WASHINGTON, May 27, 2011 /PRNewswire-USNewswire/ -- Riki Ellison, Chairman and Founder of the Missile Defense Advocacy Alliance (MDAA) attended the recent senate defense appropriation hearing on the FY 2012
missile defense budget. Ellison analyzed the testimony given during
hearing this week and offers his comments below:
The Director of the Missile Defense Agency (MDA) Lieutenant General Patrick O'Reilly submitted an $8.6 billion budget for Fiscal Year 2012, a $120 million
increase from last year, and testified to the Senate Appropriations
Defense Subcommittee (SAC-D) on the need for those funds for missile
defense.

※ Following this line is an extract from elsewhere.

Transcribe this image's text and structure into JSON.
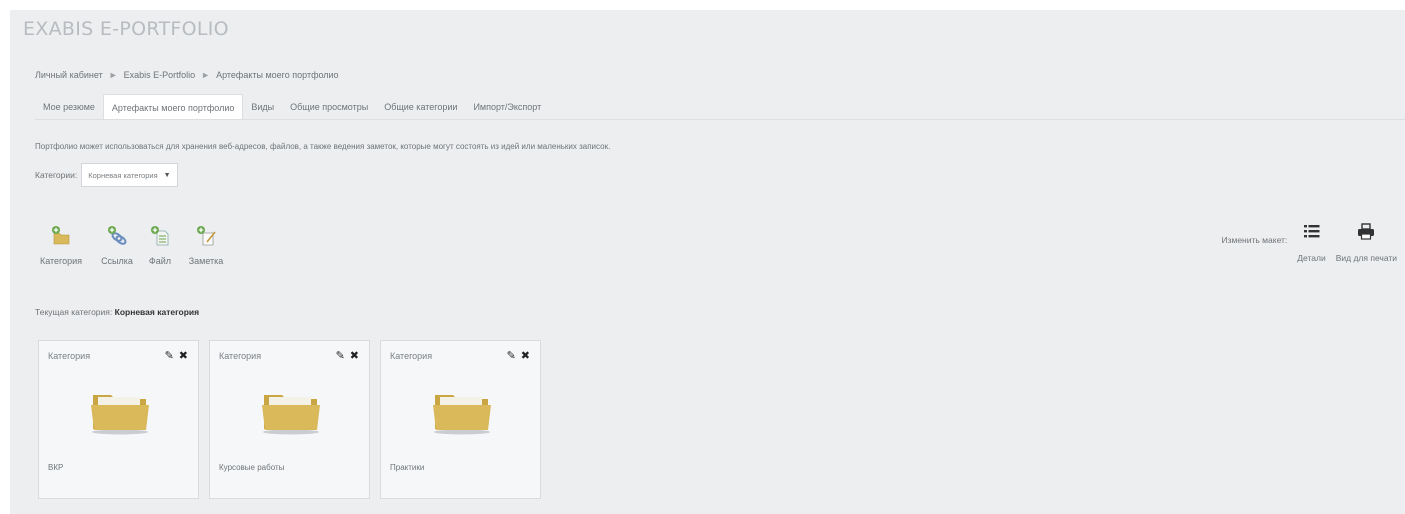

In contrast to the overall reduction in defense spending, LTG
O'Reilly's earlier testimony this month to the House Armed Services
Strategic Forces Subcommittee resulted in an increase of $110 million

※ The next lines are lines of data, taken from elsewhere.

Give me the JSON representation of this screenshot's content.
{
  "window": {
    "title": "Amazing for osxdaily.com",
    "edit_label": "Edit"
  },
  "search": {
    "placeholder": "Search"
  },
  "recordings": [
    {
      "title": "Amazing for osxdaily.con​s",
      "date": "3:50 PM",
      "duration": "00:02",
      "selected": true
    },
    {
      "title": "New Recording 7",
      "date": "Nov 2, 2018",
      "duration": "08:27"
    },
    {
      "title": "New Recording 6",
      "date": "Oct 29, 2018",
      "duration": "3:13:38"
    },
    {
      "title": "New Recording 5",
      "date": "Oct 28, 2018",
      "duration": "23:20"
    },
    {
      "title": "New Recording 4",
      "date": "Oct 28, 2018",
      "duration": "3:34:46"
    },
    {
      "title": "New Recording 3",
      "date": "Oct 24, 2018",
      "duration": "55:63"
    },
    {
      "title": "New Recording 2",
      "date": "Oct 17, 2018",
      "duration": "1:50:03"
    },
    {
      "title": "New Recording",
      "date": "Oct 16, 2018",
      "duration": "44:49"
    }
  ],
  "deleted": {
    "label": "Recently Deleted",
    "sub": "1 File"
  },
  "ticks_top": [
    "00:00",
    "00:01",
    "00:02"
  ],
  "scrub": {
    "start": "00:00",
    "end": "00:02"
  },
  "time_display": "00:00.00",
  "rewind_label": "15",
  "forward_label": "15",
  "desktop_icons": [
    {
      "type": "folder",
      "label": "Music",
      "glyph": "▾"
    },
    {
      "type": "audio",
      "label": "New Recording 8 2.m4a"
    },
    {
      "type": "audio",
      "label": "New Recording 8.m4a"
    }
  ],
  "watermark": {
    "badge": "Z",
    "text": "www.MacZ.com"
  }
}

to the 2012 budget for the Ground-based Midcourse Defense (GMD) system.
This indicates the importance, support and need of missile defense from
DOD and Congress in light of the intense economic scrutiny and debt
challenges our nation faces.
The SAC-D hearing was led by Chairman Senator Daniel Inouye of Hawaii.
Inouye, like his fellow Senators in attendance was concerned about the
two failed GMD tests over the past eleven months and the costs of those
tests, estimated by the Chairman at upwards of $200 million each. GMD, which funded at $1.16 billion
makes up 15% of MDA's budget request, had at its spending height more
than double the funding during the previous administration and was the
main focus of the hearing. Absent from the discussion at the hearing
were the funding needs for the full deployment and development of the
President's Phased Adaptive Approach (PAA) for Europe. The PAA is being deployed this year and will be substantially expanded over the next nine years to provide full protection of Europe from ballistic missiles coming from the Middle East.
response to questions of the confidence and testing challenges of the
GMD, LTG O'Reilly stated that the next generation Exoatmospheric Kill
Vehicle (EKV), not the booster stacks of the Ground-Based Interceptor
(GBI) missile, was the issue and cause of the recent failures. Also
noted was that the majority of the GBIs currently protecting the U.S. do
not have the next generation of the EKV but rather the first generation
EKV that has had multiple successful intercepts. The MDA Director noted
that the recent flight testing of the GBI is pushing the outer limits
of its range where most intercepts for the GMD system in a combat
situation will not take place. Further, the cause of the first failure, a
quality control issue, has been corrected, resolved and proven. The
cause of the second failure has yet to be resolved and requires an
additional test in space to prove what MDA's ground testing has
identified as the problem. MDA would require additional funding for more
missiles and tests to fix the problem and to modify the existing fleet.
The discussion of GMD further advanced to the protection of the eastern U.S. provided by the GBIs in Alaska and the architecture required for confidence in their ability to defend against a missile threat from the Middle East. Funding in the 2012 budget request provides an additional capability of eight more silos in Alaska if needed and a communication terminal (IDT) in Fort Drum, New York that updates information to the GBI while in flight, giving confidence that the GMD architecture is sufficient.
missing from this architecture discussion was the requirement, cost,
planning and deployment of a significantly sized X-band radar for
discrimination and fire control on or off the East Coast. The GMD system
is dependent on targeting and discrimination information of X-band
quality for successful intercepts. The Western U.S. is protected from a North Korea
missile threat with high confidence by a GMD architect that has
deployed IDTs and X-band radars. The floating Sea-Based X-band (SBX)
radar off the Western U.S. is the critical discrimination sensor in the
successful testing that provides high confidence for the GMD system. In
times of economic scrutiny and a growing threat from Iran and the Middle East,
it is difficult to understand why our nation would not want similar GMD
architecture for the Eastern U.S. that the Western U.S. has.